- International Security Program, Belfer Center for Science and International Affairs, Harvard Kennedy School

International Security Journal Highlights

Spring 2022

Vol. 46, No. 3 (Winter 2021/22)

Featured in the Spring 2022 Newsletter »

The following articles are available in the Winter 2021/22 issue of International Security.

The articles on this page can be read on MIT Press Direct.

“Prediction and Judgment: Why Artificial Intelligence Increases the Importance of Humans in War”

By Avi Goldfarb and Jon R. Lindsay

Rather than rapid robotic wars and decisive shifts in military power, AI-enabled conflict will likely involve significant uncertainty, organizational friction, and chronic controversy. Greater military reliance on AI will therefore make the human element in war even more important, not less.

“Defending the United States: Revisiting National Missile Defense against North Korea”

By Jaganath Sankaran and Steve Fetter

The costly Ground-based Midcourse Defense system remains unproven and unreliable in deterring North Korea’s threat to use intercontinental ballistic missiles. An airborne boost-phase intercept system may offer an alternative defense against North Korea without threatening Russian or Chinese deterrents.

“Insurgent Armies: Military Obedience and State Formation after Rebel Victory”

By Philip A. Martin

When winning rebels face intense security threats during civil wars, rebel field commanders are more likely to remain obedient during war-to-peace transitions because they have less incentive to challenge newly installed rulers and less capacity to mobilize supporters outside the postwar military hierarchy.

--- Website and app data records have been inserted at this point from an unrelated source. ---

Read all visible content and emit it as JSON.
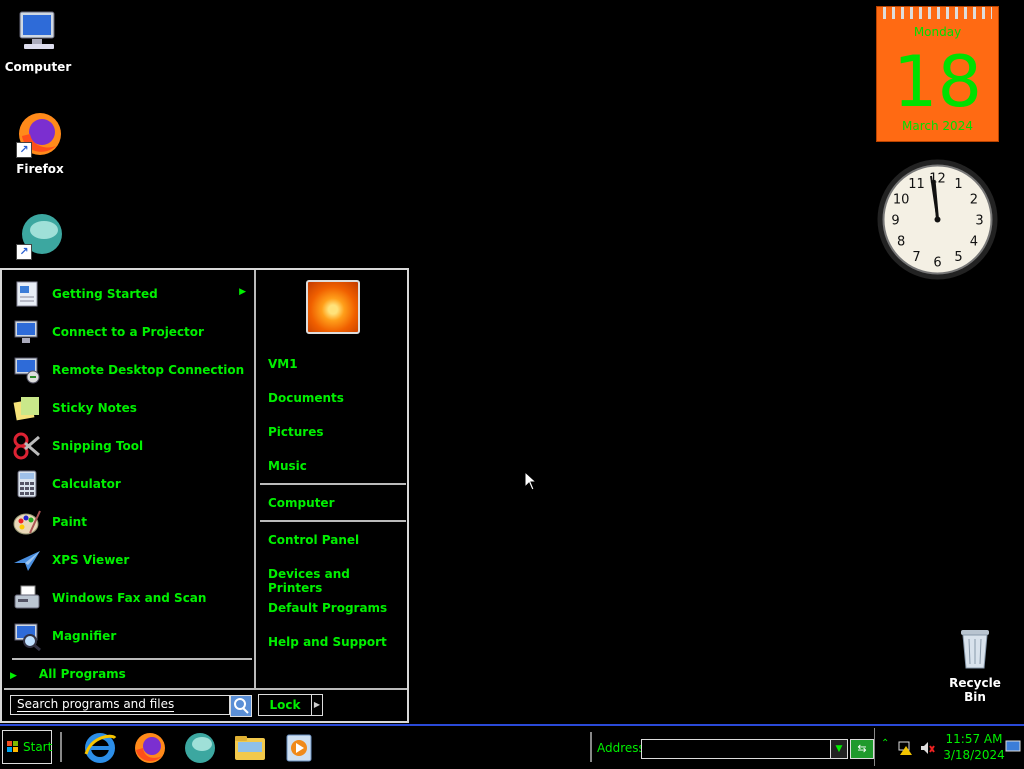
{
  "desktop": {
    "icons": [
      {
        "label": "Computer"
      },
      {
        "label": "Firefox"
      },
      {
        "label": "Recycle Bin"
      }
    ]
  },
  "calendar": {
    "weekday": "Monday",
    "day": "18",
    "month_year": "March 2024"
  },
  "clock": {
    "hour_numbers": [
      "12",
      "1",
      "2",
      "3",
      "4",
      "5",
      "6",
      "7",
      "8",
      "9",
      "10",
      "11"
    ]
  },
  "start_menu": {
    "programs": [
      {
        "label": "Getting Started",
        "has_submenu": true
      },
      {
        "label": "Connect to a Projector"
      },
      {
        "label": "Remote Desktop Connection"
      },
      {
        "label": "Sticky Notes"
      },
      {
        "label": "Snipping Tool"
      },
      {
        "label": "Calculator"
      },
      {
        "label": "Paint"
      },
      {
        "label": "XPS Viewer"
      },
      {
        "label": "Windows Fax and Scan"
      },
      {
        "label": "Magnifier"
      }
    ],
    "all_programs": "All Programs",
    "places_group1": [
      "VM1",
      "Documents",
      "Pictures",
      "Music"
    ],
    "places_group2": [
      "Computer"
    ],
    "places_group3": [
      "Control Panel",
      "Devices and Printers",
      "Default Programs",
      "Help and Support"
    ],
    "search_placeholder": "Search programs and files",
    "lock_label": "Lock"
  },
  "taskbar": {
    "start_label": "Start",
    "address_label": "Address",
    "time": "11:57 AM",
    "date": "3/18/2024"
  },
  "colors": {
    "accent_text": "#00f000",
    "calendar_bg": "#ff6a13",
    "taskbar_border": "#2a4ad8"
  }
}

Assessing China-U.S. Inadvertent Nuclear Escalation”

By Wu Riqiang

Could a conventional war between China and the United States escalate to the nuclear level? An assessment of three mechanisms of China-U.S. inadvertent escalation—use-it-or-lose-it, unauthorized/accidental, and damage limitation—concludes that the risk of China-U.S. inadvertent nuclear escalation is extremely low.

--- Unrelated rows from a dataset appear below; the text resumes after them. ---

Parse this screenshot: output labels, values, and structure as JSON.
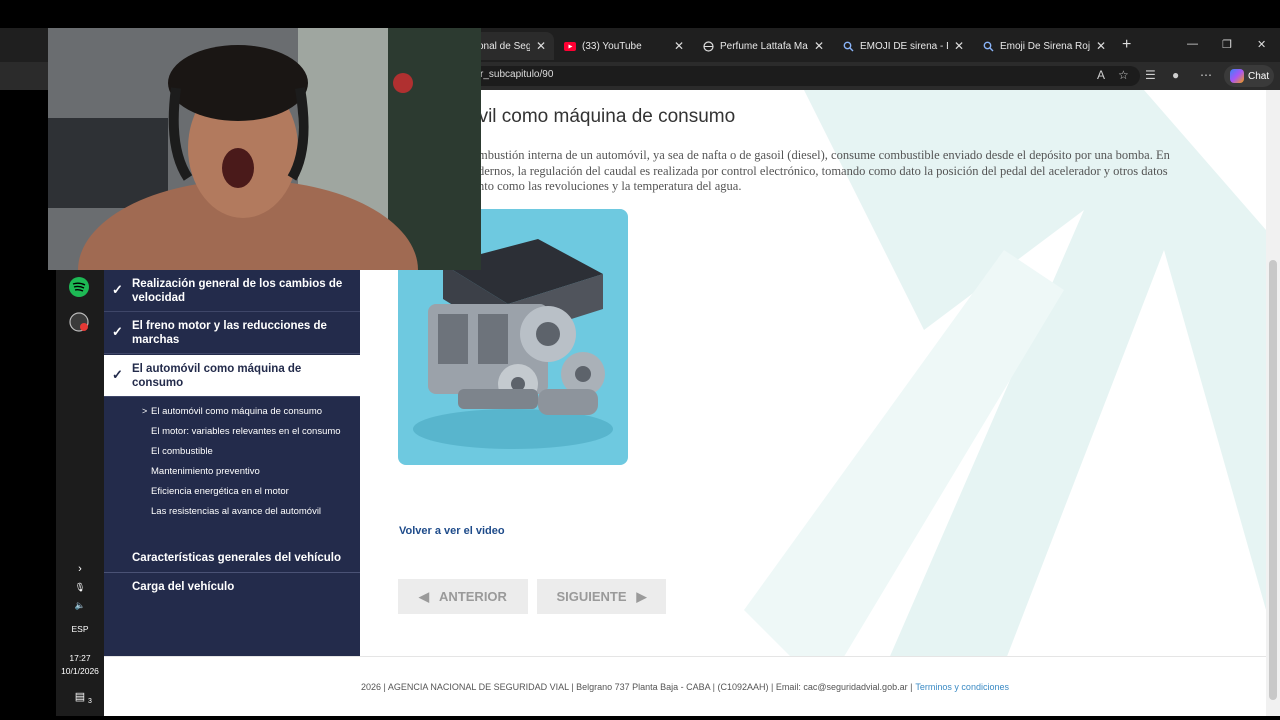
{
  "browser": {
    "tabs": [
      {
        "title": "onal de Seg",
        "active": true,
        "favicon": "site-icon"
      },
      {
        "title": "(33) YouTube",
        "active": false,
        "favicon": "youtube-icon"
      },
      {
        "title": "Perfume Lattafa Marrón",
        "active": false,
        "favicon": "globe-icon"
      },
      {
        "title": "EMOJI DE sirena - Búsq",
        "active": false,
        "favicon": "search-icon"
      },
      {
        "title": "Emoji De Sirena Roja - B",
        "active": false,
        "favicon": "search-icon"
      }
    ],
    "url": "r_subcapitulo/90",
    "chat_label": "Chat"
  },
  "page": {
    "title": "óvil como máquina de consumo",
    "paragraph_lines": [
      "mbustión interna de un automóvil, ya sea de nafta o de gasoil (diesel), consume combustible enviado desde el depósito por una bomba. En",
      "dernos, la regulación del caudal es realizada por control electrónico, tomando como dato la posición del pedal del acelerador y otros datos",
      "nto como las revoluciones y la temperatura del agua."
    ],
    "video_link": "Volver a ver el video",
    "prev_label": "ANTERIOR",
    "next_label": "SIGUIENTE"
  },
  "sidebar": {
    "chapters": [
      {
        "label": "Realización general de los cambios de velocidad",
        "checked": true,
        "active": false
      },
      {
        "label": "El freno motor y las reducciones de marchas",
        "checked": true,
        "active": false
      },
      {
        "label": "El automóvil como máquina de consumo",
        "checked": true,
        "active": true
      }
    ],
    "subitems": [
      "El automóvil como máquina de consumo",
      "El motor: variables relevantes en el consumo",
      "El combustible",
      "Mantenimiento preventivo",
      "Eficiencia energética en el motor",
      "Las resistencias al avance del automóvil"
    ],
    "sections": [
      "Características generales del vehículo",
      "Carga del vehículo"
    ]
  },
  "footer": {
    "text": "2026 | AGENCIA NACIONAL DE SEGURIDAD VIAL | Belgrano 737 Planta Baja - CABA | (C1092AAH) | Email: cac@seguridadvial.gob.ar |",
    "terms": "Terminos y condiciones"
  },
  "taskbar": {
    "language": "ESP",
    "time": "17:27",
    "date": "10/1/2026",
    "notifications": "3"
  },
  "colors": {
    "sidebar": "#232b4b",
    "link": "#1e4b8a",
    "engine_bg": "#6ec9e0"
  }
}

“A Farewell to Arms? Election Results and Lasting Peace after Civil War”

By Sarah Zukerman Daly

An analysis of new data on postwar election results and remilitarization finds that losing elections does not drive belligerents to remilitarize. Instead, remilitarization is often determined by citizens’ ability to accurately understand and vote according to the postwar military balance of power.

Also, check out the journal's Spring issue publishing on May 13.

Highlights compiled by International Security Journal staff

For more information on this publication: Belfer Communications Office
For Academic Citation:

"International Security Journal Highlights." Belfer Center Newsletter, Belfer Center for Science and International Affairs, Harvard Kennedy School. (Spring 2022)